"Isn't the wind weak today?"
Why does this sentence require は after 今日 when generally time words seem to stand independently?
"Japanese for English is not yet supported on the web". I am going to assume the comment you linked to explained things~
It's not necessary, but は does emphasize "today" as the topic if it's there.
I think this is the first time I knew to use "ha" and "ga." I may be getting somewhere ;-)
Is it possible to use 'よわいがないですか' instead of 'よわくないですか'. I've seen similar usages in earlier questions.
Shouldn't 「今日はかぜがよわいだね。」 be be accepted? It would, more literally, translate as "The wind's weak today, right?", which means the same as "Isn't the wind weak today?", doesn't it?
EDIT second time I run into this question, now I got 「今日はかぜがよわくないだか。」 and it marked 「だ」 wrong, should've been 「です」 instead... I... What?
よわい (weak), and also よわくない (not weak), is an い-adjective, which do not use だ afterward. Only the other type of adjectives, な-adjectives, use だ afterward in the informal form. For the informal form of い-adjectives, you do not have to add anything afterward to say "is", even though the polite form has です afterward. If you wanted to say this sentence in an informal way, you could just say 今日はかぜがよわくないか。
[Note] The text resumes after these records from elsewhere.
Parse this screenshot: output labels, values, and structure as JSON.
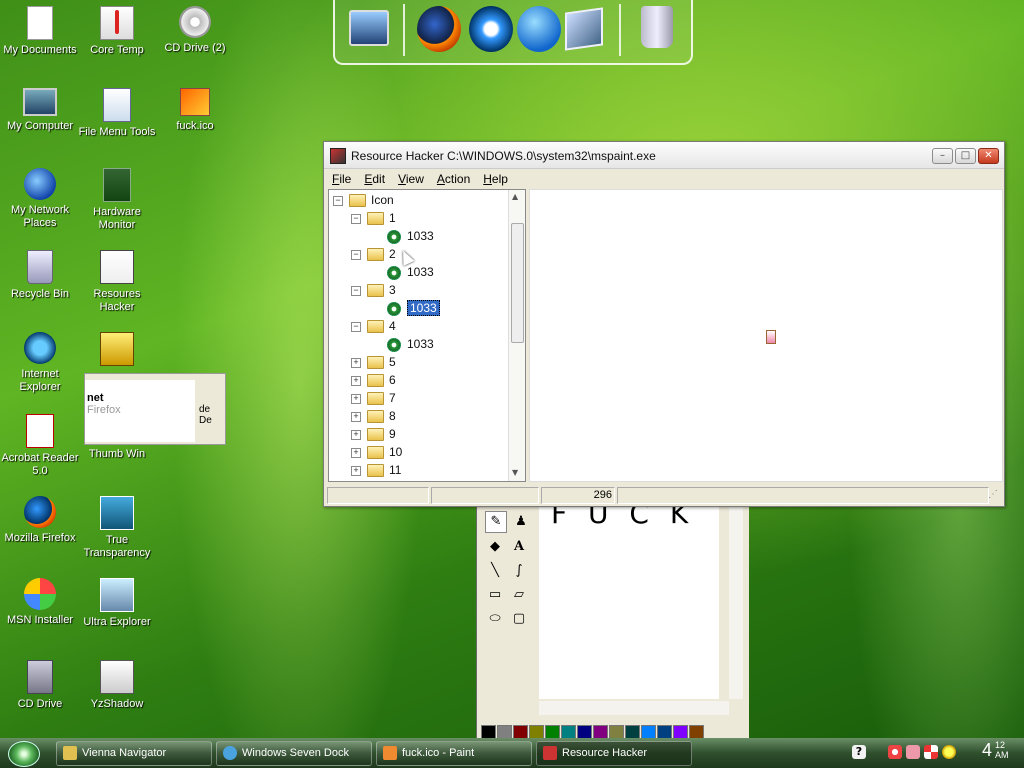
{
  "desktop_icons": [
    {
      "label": "My Documents",
      "icon": "document-icon"
    },
    {
      "label": "Core Temp",
      "icon": "thermometer-icon"
    },
    {
      "label": "CD Drive (2)",
      "icon": "cd-drive-icon"
    },
    {
      "label": "My Computer",
      "icon": "computer-icon"
    },
    {
      "label": "File Menu Tools",
      "icon": "files-icon"
    },
    {
      "label": "fuck.ico",
      "icon": "image-file-icon"
    },
    {
      "label": "My Network Places",
      "icon": "network-icon"
    },
    {
      "label": "Hardware Monitor",
      "icon": "hardware-icon"
    },
    {
      "label": "Recycle Bin",
      "icon": "recycle-bin-icon"
    },
    {
      "label": "Resoures Hacker",
      "icon": "resource-hacker-icon"
    },
    {
      "label": "Internet Explorer",
      "icon": "internet-explorer-icon"
    },
    {
      "label": "Acrobat Reader 5.0",
      "icon": "acrobat-icon"
    },
    {
      "label": "Thumb Win",
      "icon": "thumb-win-icon"
    },
    {
      "label": "Mozilla Firefox",
      "icon": "firefox-icon"
    },
    {
      "label": "True Transparency",
      "icon": "true-transparency-icon"
    },
    {
      "label": "MSN Installer",
      "icon": "msn-icon"
    },
    {
      "label": "Ultra Explorer",
      "icon": "ultra-explorer-icon"
    },
    {
      "label": "CD Drive",
      "icon": "cd-drive-icon"
    },
    {
      "label": "YzShadow",
      "icon": "yzshadow-icon"
    }
  ],
  "ghost_window": {
    "line1": "net",
    "line2": "Firefox",
    "side": "de De"
  },
  "dock_items": [
    "monitor-icon",
    "firefox-icon",
    "internet-explorer-icon",
    "media-player-icon",
    "picture-viewer-icon",
    "recycle-bin-icon"
  ],
  "resource_hacker": {
    "title": "Resource Hacker   C:\\WINDOWS.0\\system32\\mspaint.exe",
    "menu": [
      "File",
      "Edit",
      "View",
      "Action",
      "Help"
    ],
    "tree": {
      "root": "Icon",
      "groups": [
        {
          "name": "1",
          "expanded": true,
          "child": "1033"
        },
        {
          "name": "2",
          "expanded": true,
          "child": "1033"
        },
        {
          "name": "3",
          "expanded": true,
          "child": "1033",
          "selected": true
        },
        {
          "name": "4",
          "expanded": true,
          "child": "1033"
        },
        {
          "name": "5",
          "expanded": false
        },
        {
          "name": "6",
          "expanded": false
        },
        {
          "name": "7",
          "expanded": false
        },
        {
          "name": "8",
          "expanded": false
        },
        {
          "name": "9",
          "expanded": false
        },
        {
          "name": "10",
          "expanded": false
        },
        {
          "name": "11",
          "expanded": false
        }
      ]
    },
    "status": {
      "panel1": "",
      "panel2": "",
      "panel3": "296",
      "panel4": ""
    },
    "window_buttons": {
      "minimize": "–",
      "maximize": "□",
      "close": "✕"
    }
  },
  "paint": {
    "canvas_text": "F U C K"
  },
  "taskbar": {
    "buttons": [
      {
        "label": "Vienna Navigator",
        "color": "#e0c050"
      },
      {
        "label": "Windows Seven Dock",
        "color": "#4aa3df"
      },
      {
        "label": "fuck.ico - Paint",
        "color": "#f08a30"
      },
      {
        "label": "Resource Hacker",
        "color": "#c33",
        "active": true
      }
    ],
    "clock": {
      "hour": "4",
      "minute": "12",
      "ampm": "AM"
    }
  },
  "colors": {
    "selection": "#316ac5",
    "taskbar": "#2f4f2d"
  }
}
The feeling im getting is that 風 would be naturally followed by は unless there's a time phrase, in which case, the time phrase is followed by は and 風 is followed by が. Is that right?